The Ohio State University College of Food, Agricultural, and Environmental Sciences
Farmers anxiously awaiting spring rain forecasts might want to take several deep breaths and keep their rubber boots ready.
Above-average spring rainfall is expected in March, April, and May—which is exactly what happened last year.
However, recent forecasts call for warmer-than-average temperatures in March. If that happens, that could dry up some of the ground moisture, making it manageable for farmers to get into their fields to prep them for planting.
How much rain will this spring bring?
“It’s impossible to say,” said Aaron Wilson, climate specialist for The Ohio State University College of Food, Agricultural, and Environmental Sciences (CFAES).
Time will tell whether the rain levels will rival last year’s, when farmers across the state struggled to get into their saturated fields. An unprecedented number of fields across Ohio could never be planted. When farmers were able to get into their fields, they risked their tractors and other equipment getting mired in the mud and compacting the soil, making it less suitable for seed growth.
“I do anticipate there will be challenges for some farmers similar to what they faced last year,” Wilson said.
Since it is uncertain how many rainy days spring will bring or which months will have the heaviest downpours, it is hard to predict how much of a challenge the rain will be for farmers this year.
If this spring’s rain falls mostly in May, as it did last year, planting efforts could be hampered significantly, as they were last year. But if April is wet and May offers a reprieve with warm and mostly dry days, planting will likely be a success, Wilson said.
Above-average rainfall is expected to continue into at least early summer, outlooks for Ohio suggest.
But there is a bit of good news. Across southern Ohio, the ground is not nearly as wet as it was last winter. This winter has brought less rain than the winter of 2019, and this past fall was much drier than the previous fall for southern Ohio.

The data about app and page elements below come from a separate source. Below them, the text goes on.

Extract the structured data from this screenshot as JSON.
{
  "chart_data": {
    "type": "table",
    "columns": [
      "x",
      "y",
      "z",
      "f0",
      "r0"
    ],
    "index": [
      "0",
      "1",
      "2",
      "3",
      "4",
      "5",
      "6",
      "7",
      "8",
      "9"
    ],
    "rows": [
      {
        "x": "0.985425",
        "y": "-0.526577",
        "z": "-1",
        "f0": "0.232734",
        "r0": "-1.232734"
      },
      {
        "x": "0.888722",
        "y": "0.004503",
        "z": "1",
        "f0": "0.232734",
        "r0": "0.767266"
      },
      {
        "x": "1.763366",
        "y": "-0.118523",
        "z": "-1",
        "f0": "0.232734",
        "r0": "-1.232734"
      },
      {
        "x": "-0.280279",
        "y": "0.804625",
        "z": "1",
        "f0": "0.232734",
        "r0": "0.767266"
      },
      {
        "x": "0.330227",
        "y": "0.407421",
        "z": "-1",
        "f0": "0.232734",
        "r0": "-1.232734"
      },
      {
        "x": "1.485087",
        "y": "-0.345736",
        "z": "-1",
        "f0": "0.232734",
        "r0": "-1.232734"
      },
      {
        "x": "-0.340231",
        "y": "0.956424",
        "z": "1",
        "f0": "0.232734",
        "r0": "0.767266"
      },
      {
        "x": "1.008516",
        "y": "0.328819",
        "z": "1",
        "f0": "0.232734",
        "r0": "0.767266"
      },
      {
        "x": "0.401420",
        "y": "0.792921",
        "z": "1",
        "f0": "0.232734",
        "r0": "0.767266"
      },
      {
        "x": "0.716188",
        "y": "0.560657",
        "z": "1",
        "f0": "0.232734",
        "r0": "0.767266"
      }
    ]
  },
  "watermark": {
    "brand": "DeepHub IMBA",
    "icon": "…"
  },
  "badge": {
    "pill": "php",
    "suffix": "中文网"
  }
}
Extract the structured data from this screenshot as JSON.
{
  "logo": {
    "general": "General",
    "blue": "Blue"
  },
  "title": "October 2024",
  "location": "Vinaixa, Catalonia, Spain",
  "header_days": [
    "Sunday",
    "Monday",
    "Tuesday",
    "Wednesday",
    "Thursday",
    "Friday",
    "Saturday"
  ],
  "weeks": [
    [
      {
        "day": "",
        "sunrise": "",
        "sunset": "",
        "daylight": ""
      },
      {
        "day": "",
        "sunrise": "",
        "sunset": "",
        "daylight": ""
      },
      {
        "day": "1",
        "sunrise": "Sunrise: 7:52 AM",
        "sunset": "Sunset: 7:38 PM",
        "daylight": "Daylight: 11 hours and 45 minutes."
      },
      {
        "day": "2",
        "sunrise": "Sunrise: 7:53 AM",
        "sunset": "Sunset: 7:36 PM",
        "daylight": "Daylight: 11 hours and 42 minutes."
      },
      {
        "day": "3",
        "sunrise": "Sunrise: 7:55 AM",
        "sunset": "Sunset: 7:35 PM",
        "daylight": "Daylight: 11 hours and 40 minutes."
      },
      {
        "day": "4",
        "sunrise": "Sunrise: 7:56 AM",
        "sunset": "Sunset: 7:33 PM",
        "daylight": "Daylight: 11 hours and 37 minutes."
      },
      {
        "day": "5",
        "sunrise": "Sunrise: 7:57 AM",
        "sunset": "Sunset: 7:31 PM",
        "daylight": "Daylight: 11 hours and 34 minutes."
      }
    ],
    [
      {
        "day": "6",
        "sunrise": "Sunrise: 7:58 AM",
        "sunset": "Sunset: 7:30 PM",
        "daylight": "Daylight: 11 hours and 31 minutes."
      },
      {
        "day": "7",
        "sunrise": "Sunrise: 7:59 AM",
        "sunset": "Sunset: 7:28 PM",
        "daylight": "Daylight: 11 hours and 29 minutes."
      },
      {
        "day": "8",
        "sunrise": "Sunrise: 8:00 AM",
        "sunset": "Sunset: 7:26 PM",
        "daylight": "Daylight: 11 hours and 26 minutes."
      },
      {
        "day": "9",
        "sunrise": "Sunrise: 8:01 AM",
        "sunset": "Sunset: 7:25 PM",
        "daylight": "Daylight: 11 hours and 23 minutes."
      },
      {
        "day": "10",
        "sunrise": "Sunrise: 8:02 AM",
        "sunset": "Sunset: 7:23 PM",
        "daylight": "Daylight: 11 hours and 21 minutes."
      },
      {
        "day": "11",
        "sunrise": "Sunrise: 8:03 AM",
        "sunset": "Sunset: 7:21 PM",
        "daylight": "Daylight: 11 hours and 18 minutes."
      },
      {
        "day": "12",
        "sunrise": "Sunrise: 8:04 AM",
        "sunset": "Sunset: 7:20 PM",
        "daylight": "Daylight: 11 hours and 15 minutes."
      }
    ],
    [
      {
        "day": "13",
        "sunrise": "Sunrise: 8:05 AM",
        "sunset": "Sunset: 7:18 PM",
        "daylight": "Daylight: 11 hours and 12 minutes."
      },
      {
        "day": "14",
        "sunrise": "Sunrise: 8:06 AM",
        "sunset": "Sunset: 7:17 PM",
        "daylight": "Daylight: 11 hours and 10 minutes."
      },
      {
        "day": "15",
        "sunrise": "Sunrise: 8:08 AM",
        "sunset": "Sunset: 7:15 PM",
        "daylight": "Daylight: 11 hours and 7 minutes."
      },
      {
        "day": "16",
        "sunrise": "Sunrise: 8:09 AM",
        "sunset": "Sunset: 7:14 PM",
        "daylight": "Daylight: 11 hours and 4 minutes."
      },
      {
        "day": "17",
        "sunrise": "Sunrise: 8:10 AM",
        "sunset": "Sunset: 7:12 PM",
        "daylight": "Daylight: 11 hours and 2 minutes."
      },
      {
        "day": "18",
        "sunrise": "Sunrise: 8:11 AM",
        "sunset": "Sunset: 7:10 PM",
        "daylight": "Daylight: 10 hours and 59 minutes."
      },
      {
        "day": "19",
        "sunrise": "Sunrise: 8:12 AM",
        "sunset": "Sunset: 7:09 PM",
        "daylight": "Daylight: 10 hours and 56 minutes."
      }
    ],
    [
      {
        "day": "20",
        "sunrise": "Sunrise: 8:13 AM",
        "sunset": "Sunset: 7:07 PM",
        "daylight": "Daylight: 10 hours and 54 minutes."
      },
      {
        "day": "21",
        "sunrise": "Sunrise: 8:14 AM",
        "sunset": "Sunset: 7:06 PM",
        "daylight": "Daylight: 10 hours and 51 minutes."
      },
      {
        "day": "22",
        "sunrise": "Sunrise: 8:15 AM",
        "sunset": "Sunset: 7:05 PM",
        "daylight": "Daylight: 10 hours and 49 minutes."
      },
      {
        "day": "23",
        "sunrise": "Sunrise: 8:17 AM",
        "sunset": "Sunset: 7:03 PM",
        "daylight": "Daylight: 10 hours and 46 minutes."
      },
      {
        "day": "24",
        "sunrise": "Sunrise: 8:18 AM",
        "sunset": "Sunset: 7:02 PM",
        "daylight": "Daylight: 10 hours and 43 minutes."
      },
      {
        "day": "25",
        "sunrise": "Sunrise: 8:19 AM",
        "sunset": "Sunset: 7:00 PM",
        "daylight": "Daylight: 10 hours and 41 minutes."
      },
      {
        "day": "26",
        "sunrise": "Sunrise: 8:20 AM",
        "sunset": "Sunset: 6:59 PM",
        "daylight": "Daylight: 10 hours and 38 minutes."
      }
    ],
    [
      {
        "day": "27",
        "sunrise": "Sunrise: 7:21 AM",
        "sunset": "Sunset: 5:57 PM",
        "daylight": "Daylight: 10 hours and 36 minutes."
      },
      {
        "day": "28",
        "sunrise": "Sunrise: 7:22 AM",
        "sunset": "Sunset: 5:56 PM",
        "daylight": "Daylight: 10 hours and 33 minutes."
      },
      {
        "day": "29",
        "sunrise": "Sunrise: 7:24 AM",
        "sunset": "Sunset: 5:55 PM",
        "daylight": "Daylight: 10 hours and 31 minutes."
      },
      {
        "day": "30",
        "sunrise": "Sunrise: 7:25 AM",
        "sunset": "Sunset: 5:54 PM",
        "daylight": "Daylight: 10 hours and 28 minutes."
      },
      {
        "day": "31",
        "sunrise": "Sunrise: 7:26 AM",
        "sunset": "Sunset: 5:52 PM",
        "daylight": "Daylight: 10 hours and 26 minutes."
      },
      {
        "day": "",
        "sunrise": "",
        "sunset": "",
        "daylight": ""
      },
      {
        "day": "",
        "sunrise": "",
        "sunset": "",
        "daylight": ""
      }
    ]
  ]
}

However, northwest Ohio has had no such break. The region never dried out last fall and it has been as wet this year as last. An extended period of warm temperatures and dry weather are sorely needed before the planting season begins.
2019 was the sixth wettest year on record in Ohio and also was the 12th warmest—part of an ongoing trend toward wetter and warmer years. Six out of Ohio’s top 10 wettest years have occurred since 2003.
“Ultimately we need to be prepared for these types of scenarios and not think of them as, ‘They’re never going to happen again in my lifetime,’” Wilson said.